Center Balanced Pain Policy Initiative
Video, Seeking a Balanced Pain Policy, 7 minutes 38 seconds


How we THINK about end of life decisions

Rosemary Flanigan
February 2, 2010

Thanks to you good doctors, nurses, and men of God for getting into the discussion about how we THINK when it comes to end-of-life decisions.

Mike the pastor said it well: “. . .belief and emotion trump Consumer Reports almost every time.” And that must make it so difficult for clinicians at the bedside.

In a NY Times article, the author asks her father if he wants to be intubated; he nods his head, and then “One nurse grunts and rolls her eyes dramatically. The other mutters, “Oh, brother—here we go again.”

That must be a microcosm of dailyness in the ICU: families’ responding from belief and/or emotion and clinicians from a totally different knowledge base.
So do I still want knowledgeable nurses empowered and flooding the end-of-life scene? YES!

I may be condemning them to hours of frustration, but they are well equipped to make the breakthroughs that I also hear happening every day. And chaplains as well, the only people in hospitals today (at least in my judgment) who have time.


Tuesday, February 2, 2010

A Dying Man and Sophie's Choices

John Carney
February 2, 2010

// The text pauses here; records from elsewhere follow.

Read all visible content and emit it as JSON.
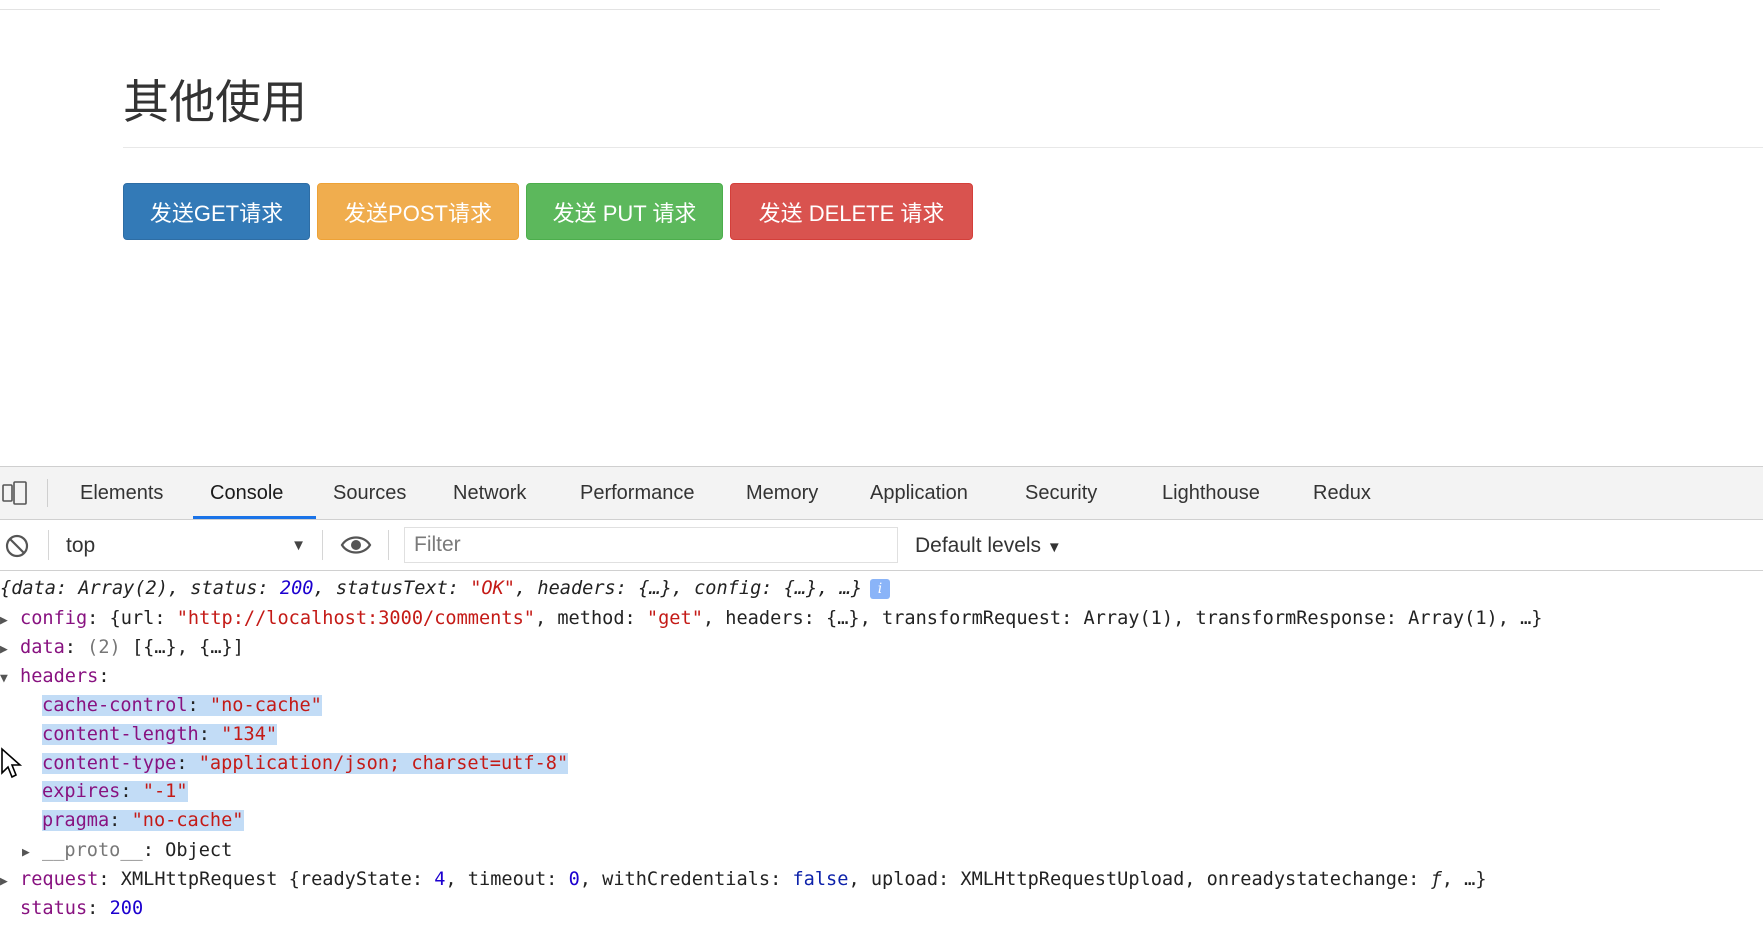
{
  "page": {
    "title": "其他使用",
    "buttons": {
      "get": "发送GET请求",
      "post": "发送POST请求",
      "put": "发送 PUT 请求",
      "delete": "发送 DELETE 请求"
    }
  },
  "devtools": {
    "tabs": [
      "Elements",
      "Console",
      "Sources",
      "Network",
      "Performance",
      "Memory",
      "Application",
      "Security",
      "Lighthouse",
      "Redux"
    ],
    "active_tab": "Console",
    "toolbar": {
      "context": "top",
      "filter_placeholder": "Filter",
      "levels": "Default levels"
    },
    "console": {
      "summary": {
        "open": "{data: Array(2), status: ",
        "status": "200",
        "mid1": ", statusText: ",
        "statusText": "\"OK\"",
        "rest": ", headers: {…}, config: {…}, …}"
      },
      "config": {
        "key": "config",
        "p1": ": {url: ",
        "url": "\"http://localhost:3000/comments\"",
        "p2": ", method: ",
        "method": "\"get\"",
        "p3": ", headers: {…}, transformRequest: Array(1), transformResponse: Array(1), …}"
      },
      "data": {
        "key": "data",
        "count": "(2)",
        "value": "[{…}, {…}]"
      },
      "headers_key": "headers",
      "headers": [
        {
          "key": "cache-control",
          "value": "\"no-cache\""
        },
        {
          "key": "content-length",
          "value": "\"134\""
        },
        {
          "key": "content-type",
          "value": "\"application/json; charset=utf-8\""
        },
        {
          "key": "expires",
          "value": "\"-1\""
        },
        {
          "key": "pragma",
          "value": "\"no-cache\""
        }
      ],
      "proto": {
        "key": "__proto__",
        "value": "Object"
      },
      "request": {
        "key": "request",
        "p1": ": XMLHttpRequest {readyState: ",
        "readyState": "4",
        "p2": ", timeout: ",
        "timeout": "0",
        "p3": ", withCredentials: ",
        "withCredentials": "false",
        "p4": ", upload: XMLHttpRequestUpload, onreadystatechange: ",
        "f": "ƒ",
        "p5": ", …}"
      },
      "status": {
        "key": "status",
        "value": "200"
      }
    }
  },
  "colors": {
    "get": "#337ab7",
    "post": "#f0ad4e",
    "put": "#5cb85c",
    "delete": "#d9534f",
    "active_tab_underline": "#1a73e8",
    "selection": "#c2dcf6"
  },
  "icons": [
    "device-toolbar-icon",
    "clear-console-icon",
    "eye-icon",
    "info-icon",
    "mouse-cursor-icon"
  ]
}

I want to express my sympathies to Alicia on the death of her father. I’d also like to extend my apologies to her and posthumously to him – for making them responsible for decisions that should have never been theirs to make.

Dying is hard enough work for patients and families without our making it harder by throwing every mechanical obstruction we can in its path. That is not the art of medicine, it is technological abandonment. He died tethered to machines, she supposes, because he chose to.

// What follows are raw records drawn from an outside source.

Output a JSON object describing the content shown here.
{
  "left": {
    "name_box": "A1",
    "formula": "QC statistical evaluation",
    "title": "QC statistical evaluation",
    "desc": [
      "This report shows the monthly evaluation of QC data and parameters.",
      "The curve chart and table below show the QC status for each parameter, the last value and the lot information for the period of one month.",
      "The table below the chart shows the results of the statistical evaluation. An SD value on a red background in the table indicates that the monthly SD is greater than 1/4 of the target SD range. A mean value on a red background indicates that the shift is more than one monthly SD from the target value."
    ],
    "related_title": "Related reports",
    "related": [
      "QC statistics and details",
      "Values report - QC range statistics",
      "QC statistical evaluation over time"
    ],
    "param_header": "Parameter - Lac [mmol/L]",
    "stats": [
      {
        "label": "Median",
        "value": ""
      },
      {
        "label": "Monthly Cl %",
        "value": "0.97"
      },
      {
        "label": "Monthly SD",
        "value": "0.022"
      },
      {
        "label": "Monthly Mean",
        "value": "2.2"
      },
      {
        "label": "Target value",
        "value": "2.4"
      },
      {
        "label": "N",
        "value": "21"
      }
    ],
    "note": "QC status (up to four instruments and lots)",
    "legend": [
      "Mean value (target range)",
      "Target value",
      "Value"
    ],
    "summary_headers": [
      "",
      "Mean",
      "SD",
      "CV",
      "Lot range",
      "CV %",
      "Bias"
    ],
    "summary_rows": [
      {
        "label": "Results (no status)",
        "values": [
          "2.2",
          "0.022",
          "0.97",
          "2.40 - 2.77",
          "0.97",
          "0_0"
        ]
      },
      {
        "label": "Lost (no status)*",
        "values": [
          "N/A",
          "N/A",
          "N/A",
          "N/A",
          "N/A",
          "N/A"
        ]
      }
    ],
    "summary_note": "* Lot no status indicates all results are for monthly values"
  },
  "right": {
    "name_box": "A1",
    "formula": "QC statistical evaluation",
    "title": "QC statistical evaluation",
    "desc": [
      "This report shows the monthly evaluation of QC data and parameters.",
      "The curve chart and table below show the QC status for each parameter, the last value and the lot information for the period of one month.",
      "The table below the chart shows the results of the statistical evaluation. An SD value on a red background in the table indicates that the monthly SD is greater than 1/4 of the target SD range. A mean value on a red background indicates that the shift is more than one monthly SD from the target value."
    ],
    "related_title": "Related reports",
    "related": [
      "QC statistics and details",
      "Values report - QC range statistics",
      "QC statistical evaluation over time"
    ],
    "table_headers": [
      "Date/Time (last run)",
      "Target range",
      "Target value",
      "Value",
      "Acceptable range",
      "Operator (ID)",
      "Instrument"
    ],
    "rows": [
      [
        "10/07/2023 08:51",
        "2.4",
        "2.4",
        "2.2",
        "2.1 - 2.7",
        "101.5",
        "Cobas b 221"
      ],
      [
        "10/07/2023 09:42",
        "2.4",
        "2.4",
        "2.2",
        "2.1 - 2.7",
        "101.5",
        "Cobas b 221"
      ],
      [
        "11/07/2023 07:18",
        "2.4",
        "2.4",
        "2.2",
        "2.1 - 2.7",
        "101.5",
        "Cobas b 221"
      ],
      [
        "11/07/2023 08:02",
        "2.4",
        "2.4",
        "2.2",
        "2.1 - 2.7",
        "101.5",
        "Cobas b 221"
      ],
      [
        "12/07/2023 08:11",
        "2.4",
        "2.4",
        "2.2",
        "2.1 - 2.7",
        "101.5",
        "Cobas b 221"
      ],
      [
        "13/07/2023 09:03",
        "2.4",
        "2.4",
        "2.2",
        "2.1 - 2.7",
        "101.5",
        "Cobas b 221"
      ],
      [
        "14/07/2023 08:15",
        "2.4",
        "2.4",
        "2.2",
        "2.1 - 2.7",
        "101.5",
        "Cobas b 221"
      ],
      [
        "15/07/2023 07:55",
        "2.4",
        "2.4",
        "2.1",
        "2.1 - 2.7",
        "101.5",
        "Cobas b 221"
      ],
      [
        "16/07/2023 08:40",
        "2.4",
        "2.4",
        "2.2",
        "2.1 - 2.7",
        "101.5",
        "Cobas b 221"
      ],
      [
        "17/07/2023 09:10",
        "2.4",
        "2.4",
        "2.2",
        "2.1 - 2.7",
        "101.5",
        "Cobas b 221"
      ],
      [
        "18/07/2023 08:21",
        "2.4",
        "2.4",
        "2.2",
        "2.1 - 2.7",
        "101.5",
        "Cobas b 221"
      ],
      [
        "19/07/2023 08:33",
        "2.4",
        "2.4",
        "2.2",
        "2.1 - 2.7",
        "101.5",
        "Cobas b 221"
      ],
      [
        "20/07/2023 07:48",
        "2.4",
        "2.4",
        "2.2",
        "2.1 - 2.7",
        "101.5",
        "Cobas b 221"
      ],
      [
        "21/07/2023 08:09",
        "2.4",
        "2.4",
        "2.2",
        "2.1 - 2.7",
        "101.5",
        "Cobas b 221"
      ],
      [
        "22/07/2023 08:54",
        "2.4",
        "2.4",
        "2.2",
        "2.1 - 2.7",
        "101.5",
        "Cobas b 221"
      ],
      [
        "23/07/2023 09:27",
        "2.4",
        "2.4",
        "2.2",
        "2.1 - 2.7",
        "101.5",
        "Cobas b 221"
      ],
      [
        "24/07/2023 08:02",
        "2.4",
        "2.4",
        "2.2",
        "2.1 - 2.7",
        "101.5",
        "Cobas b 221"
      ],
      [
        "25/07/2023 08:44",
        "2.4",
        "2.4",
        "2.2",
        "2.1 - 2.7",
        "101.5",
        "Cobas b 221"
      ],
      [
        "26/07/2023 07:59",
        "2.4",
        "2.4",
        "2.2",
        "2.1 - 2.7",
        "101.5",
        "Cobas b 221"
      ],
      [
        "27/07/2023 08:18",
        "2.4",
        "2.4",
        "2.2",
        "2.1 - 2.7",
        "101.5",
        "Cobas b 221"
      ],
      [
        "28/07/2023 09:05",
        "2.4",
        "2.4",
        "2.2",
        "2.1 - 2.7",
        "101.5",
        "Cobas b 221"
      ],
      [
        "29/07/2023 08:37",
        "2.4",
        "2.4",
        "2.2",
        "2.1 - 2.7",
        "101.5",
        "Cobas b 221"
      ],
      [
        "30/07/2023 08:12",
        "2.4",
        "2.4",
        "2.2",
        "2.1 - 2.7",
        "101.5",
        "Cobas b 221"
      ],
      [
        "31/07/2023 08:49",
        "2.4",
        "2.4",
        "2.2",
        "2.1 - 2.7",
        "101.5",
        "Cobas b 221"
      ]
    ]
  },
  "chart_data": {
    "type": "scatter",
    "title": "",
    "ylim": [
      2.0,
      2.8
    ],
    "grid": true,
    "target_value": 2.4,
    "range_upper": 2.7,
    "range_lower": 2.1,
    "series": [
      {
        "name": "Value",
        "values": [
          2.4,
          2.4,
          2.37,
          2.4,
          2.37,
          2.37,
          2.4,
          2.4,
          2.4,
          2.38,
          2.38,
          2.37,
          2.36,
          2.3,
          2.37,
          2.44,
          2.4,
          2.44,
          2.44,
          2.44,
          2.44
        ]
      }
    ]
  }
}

Is that really true? We in health care conspired to allow his dying a death unimaginable a few decades ago. It was not only a “mistake” as she suggests, but it was preventable, for it is not a dying man’s job to make Sophie’s choices.

We are not allowed to torture a beleaguered soul out of a false notion of patient self determination. When a medical intervention cannot serve the purpose it was designed for, cannot approximate an acceptable standard or achieve a goal of care we should not impose it.

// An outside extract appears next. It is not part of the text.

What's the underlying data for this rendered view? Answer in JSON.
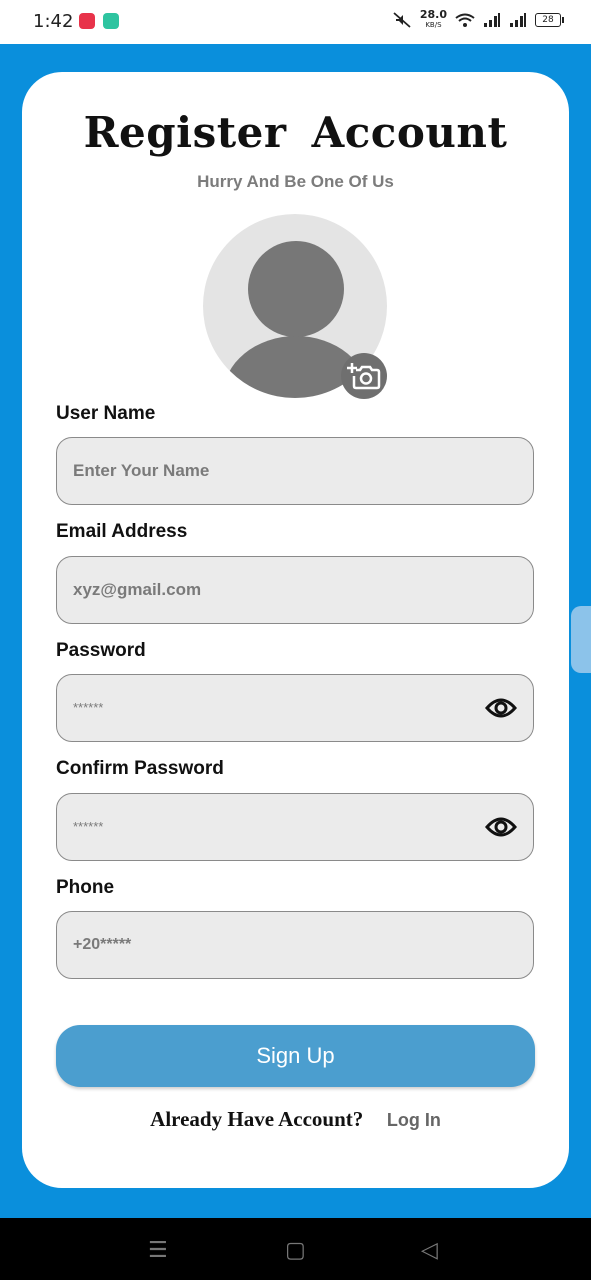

We have no obligation to offer, recommend or even suggest care that patients cannot benefit from, and we should avoid putting patients on “mechanical paths to death.”

At some point, supporting this daughter and her father requires that we face the inevitability of his dying with them, compassionately, honestly and ethically. Yes, it would have been wrong of her to tell us that he didn’t want to be intubated when he did, but that decision should not have dictated all others.

It was her job to tell the truth when asked about her father’s treatment preference - especially given that particular intervention’s success previously. But it is our job to ensure that we honor preferences in meaningful and reasonable ways.

We are obliged to offer patient centered care, not patient directed care. Prolonging his dying six months served whom? Autonomy run amok is as disrespectful of the patient as is paternalism.

Yes, Alicia, your role was to support your father, and our role was to support you. You may have upheld your part of the bargain, but unfortunately we let you both down by allowing our “support” to create unforeseen burdens while misusing valuable resources in the name of acceptable.

Link: An Ill Father, a Life-or-Death Decision, Alicia von Stamwitz, New York Times
January 25, 2010


Monday, February 1, 2010

Terri Schiavo Lives On

John Carney
January 29, 2010

12 minutes 43 seconds

Terri Schiavo’s name doesn’t appear in the headlines much these days. But her story continues to ripple through state legislatures across the country, as they try to wrestle with end of life issues.

In this edition of the Bioethics Channel, host Lorell LaBoube visits with John Carney, vice president for aging and end of life at the Center for Practical Bioethics, about legislative efforts to address issues raised by the story of Terri Schiavo.

Link: Terri Schiavo Lives On, The Bioethics Channel